3 ½ hours later I pulled up to the gates of an industrious, joyful and ordered monastic sisterhood. After vespers, and what felt to me like a very early dinner, one of the sisters toured me around 15 of their 300 acres. I saw the beginnings of apple, olive and pomegranate orchards next to enclosures of goats, chickens and a guard donkey. I learned that no self-respecting coyotes mess with donkeys! While showing me around we came upon a Mojave snake. These sweet sisters are snake experts. The non-threatening snakes are left alone but the aggressive and dangerous rattlesnakes are a different matter. The snake we came upon was hissing and rattling something fierce.

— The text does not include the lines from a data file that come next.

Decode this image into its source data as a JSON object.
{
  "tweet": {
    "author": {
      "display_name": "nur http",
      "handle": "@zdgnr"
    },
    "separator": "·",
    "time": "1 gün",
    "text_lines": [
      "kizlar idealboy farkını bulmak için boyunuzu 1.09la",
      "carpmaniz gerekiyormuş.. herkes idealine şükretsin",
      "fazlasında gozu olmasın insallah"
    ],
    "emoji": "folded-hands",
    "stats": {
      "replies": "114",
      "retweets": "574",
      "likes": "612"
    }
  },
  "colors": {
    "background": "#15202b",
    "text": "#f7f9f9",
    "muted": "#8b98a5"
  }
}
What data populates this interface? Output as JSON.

Turns out these Mojaves are ill-tempered bad boys.
- Start the clock: We see snake. 10 seconds.
- Sister #1 walkie-talkies Sister #2. 10 seconds.
- Sister #2 shows up with a shovel and long grabber tongs. Sister #2 grabs the snake near the head. 2 minutes.

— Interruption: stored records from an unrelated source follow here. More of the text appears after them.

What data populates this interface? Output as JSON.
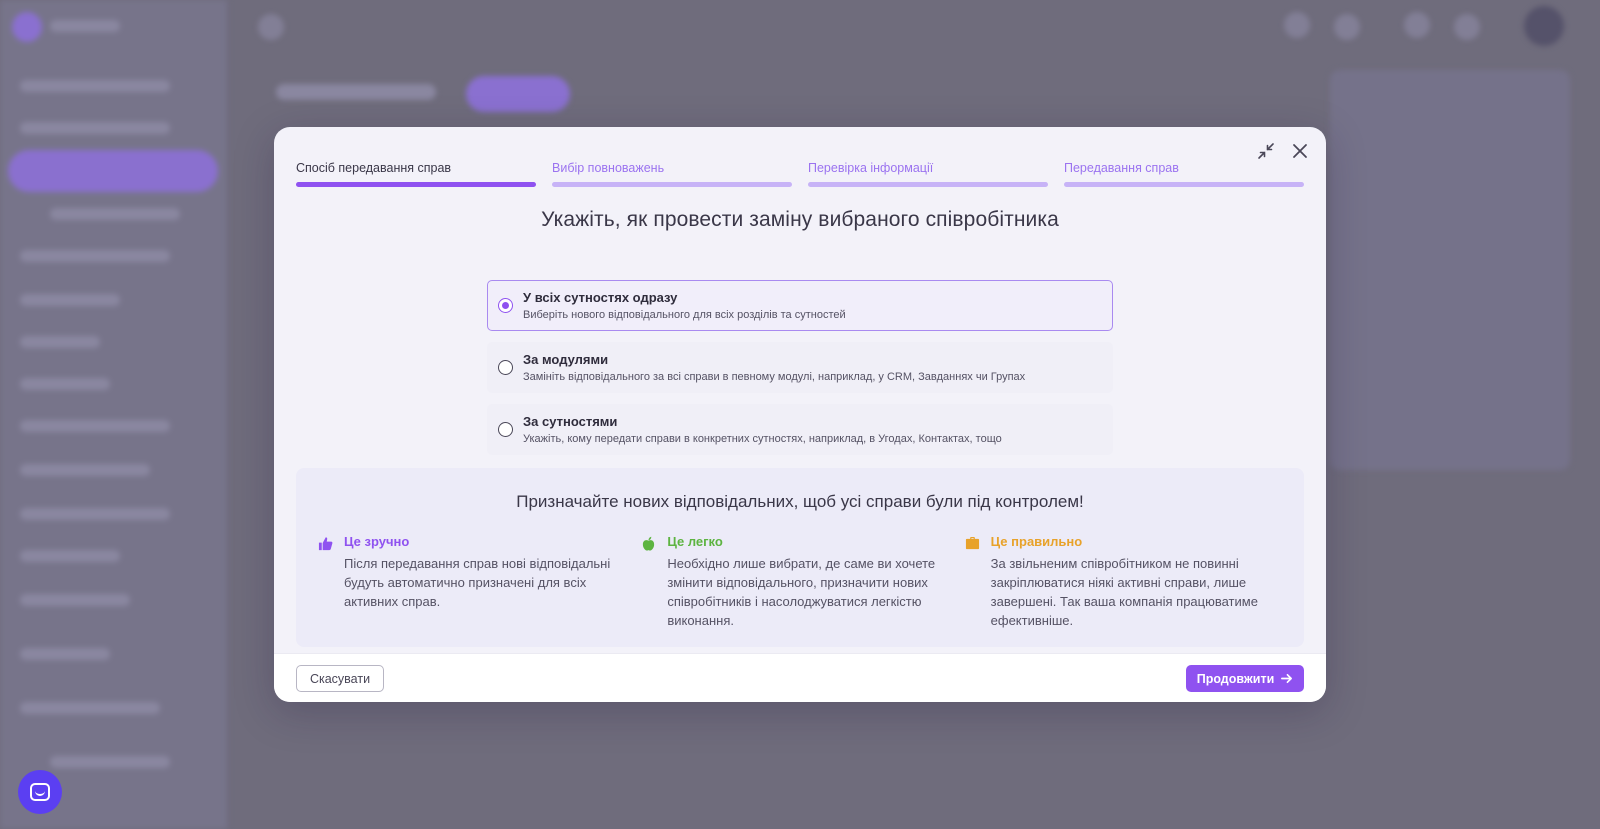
{
  "steps": [
    {
      "label": "Спосіб передавання справ",
      "active": true
    },
    {
      "label": "Вибір повноважень",
      "active": false
    },
    {
      "label": "Перевірка інформації",
      "active": false
    },
    {
      "label": "Передавання справ",
      "active": false
    }
  ],
  "title": "Укажіть, як провести заміну вибраного співробітника",
  "options": [
    {
      "title": "У всіх сутностях одразу",
      "description": "Виберіть нового відповідального для всіх розділів та сутностей",
      "selected": true
    },
    {
      "title": "За модулями",
      "description": "Замініть відповідального за всі справи в певному модулі, наприклад, у CRM, Завданнях чи Групах",
      "selected": false
    },
    {
      "title": "За сутностями",
      "description": "Укажіть, кому передати справи в конкретних сутностях, наприклад, в Угодах, Контактах, тощо",
      "selected": false
    }
  ],
  "info": {
    "title": "Призначайте нових відповідальних, щоб усі справи були під контролем!",
    "benefits": [
      {
        "icon": "thumbs-up-icon",
        "heading": "Це зручно",
        "text": "Після передавання справ нові відповідальні будуть автоматично призначені для всіх активних справ.",
        "color": "#8f52f0"
      },
      {
        "icon": "apple-icon",
        "heading": "Це легко",
        "text": "Необхідно лише вибрати, де саме ви хочете змінити відповідального, призначити нових співробітників і насолоджуватися легкістю виконання.",
        "color": "#5db441"
      },
      {
        "icon": "briefcase-icon",
        "heading": "Це правильно",
        "text": "За звільненим співробітником не повинні закріплюватися ніякі активні справи, лише завершені. Так ваша компанія працюватиме ефективніше.",
        "color": "#e8a22a"
      }
    ]
  },
  "footer": {
    "cancel_label": "Скасувати",
    "continue_label": "Продовжити"
  },
  "colors": {
    "accent": "#8f52f0",
    "overlay": "#6f6c7c"
  }
}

- Sweet Sister #1 calmly uses shovel to separate that hissin’ part from the rattlin’ part. 10 seconds
- Time elapse: 2 ½ minutes.
After watching the Sisters take care of snake business I am convinced that this is a perfect parable of what is necessary to spend your life praying and working for hours everyday in the Eastern deserts of Arizona (or anywhere for that matter). The spiritual life is for those with self-control who can face danger with courage, bravery and heart.
A brother priest recently said to me, “Without the monasteries we are dead.” I now know more fully what he means. He was speaking about those of us who need to spiritually refuel. A monastery visit is for those of us who feel drained by the speed of life, the passage of time, the weight of responsibility and the pressure resisting temptation (or our failure to resist). Christians have been visiting monastic communities for 1500 years ever since the first men and women ran out in the Egyptian deserts seeking the Lord. Monastery visits have not been something I have practiced in any regular way. But watching these Sisters work and praying with them (beginning at 4:30 this morning) went a long way to putting me right again. I will be going back because without the monasteries we are dead.